A photo taken in 2015 at WIRRED by the author
Oral edition of the blog post, read by the author

Our team is currently going through a branding process led by better world blockchain marketing agency, LOA Labs. The following is the result of a reflective writing process on the vision of Regen Foundation. Vision speaks to the image of the world we aspire to co-create, and whom we serve. In the spirit of open-source process and community cooperation, reflections and comments are appreciated.

The envisioned future that Regen Foundation aims to co-create

In the broadest sense of the term, agriculture has become the single largest contributor to ecological regeneration across the planet. Payments for Ecosystem Services (PES) have surpassed biological product revenue as the dominant mode of agricultural income. Land stewards—from smallholder cacao growers in Ecuador, to ranchers in Australia, to indigenous nations of the Taiga—have been able to flip commodity/PES markets on their heads, so that they set the prices of their products and receive a living wage for their work. Land stewards have organized within their communities to develop true bioregional commons, and have invested in common infrastructure that contributes both to local self-sufficiency, as well as the ability to participate in high-value global markets.

Millions of scientists, Web3 engineers, and artists everywhere are receiving livelihood support for their contributions to a myriad of ever-evolving EcoCredit methodologies, dApps, and cultural content built on Regen Ledger and within the surrounding community. Along the way, scientists, land stewards, software developers, cultural creators, and consumers become ever more intimately aware of the animistic life force of their places. They come to recognize how, through their own lived experience, they’re able to feel shifts in the livingness of the world around them and understand its connections with their actions.

Indigenous nations have become the most powerful political actors globally. They steward the largest contiguous blocks of land of any nation, and their political sway has surpassed that of former global powerhouses such as the US, China, Russia, India, and the European Union. This has resulted in a meteoric efflorescence of biodiversity hotspots, reversing the decades-long Holocene Extinction. Indigenous peoples have been able to restore the lifeways of their ancestors in a way that brings their lives deeper meaning, enhances their autonomy and agency in the global theater, and serves as a touchstone of inspiration and wisdom for all peoples of the world.
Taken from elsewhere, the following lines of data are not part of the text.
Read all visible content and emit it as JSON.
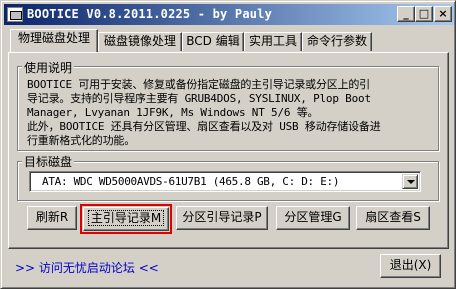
{
  "window": {
    "title": "BOOTICE V0.8.2011.0225 - by Pauly",
    "minimize_glyph": "_",
    "maximize_glyph": "□",
    "close_glyph": "×"
  },
  "tabs": [
    {
      "label": "物理磁盘处理",
      "active": true
    },
    {
      "label": "磁盘镜像处理",
      "active": false
    },
    {
      "label": "BCD 编辑",
      "active": false
    },
    {
      "label": "实用工具",
      "active": false
    },
    {
      "label": "命令行参数",
      "active": false
    }
  ],
  "usage": {
    "legend": "使用说明",
    "text": "BOOTICE 可用于安装、修复或备份指定磁盘的主引导记录或分区上的引\n导记录。支持的引导程序主要有 GRUB4DOS, SYSLINUX, Plop Boot\nManager, Lvyanan 1JF9K, Ms Windows NT 5/6 等。\n此外，BOOTICE 还具有分区管理、扇区查看以及对 USB 移动存储设备进\n行重新格式化的功能。"
  },
  "target_disk": {
    "legend": "目标磁盘",
    "selected": "ATA: WDC WD5000AVDS-61U7B1 (465.8 GB, C: D: E:)"
  },
  "actions": {
    "refresh": "刷新R",
    "mbr": "主引导记录M",
    "pbr": "分区引导记录P",
    "parts": "分区管理G",
    "sector": "扇区查看S"
  },
  "footer": {
    "forum_link": ">> 访问无忧启动论坛 <<",
    "exit": "退出(X)"
  }
}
The Rights of Nature movement has had sweeping legislative victories across the globe. Whereas formerly multinational corporations were the most powerful individual actors—rivers, glaciers, forests, and other natural entities have taken the helm. Along the way, people have recognized their peership with non-human beings. Humans have re-established treaties and accords with Salmon Nation, Beaver Nation, Panther Nation, Redwood Nation, Coral Nation, and countless other keystone species both legally and culturally. No longer are humans in the lonely position of the only sentient beings on Earth; they’re surrounded by the boundless wellspring of clear-sightedness brought by the more-than-human elders that have been awaiting our remembrance.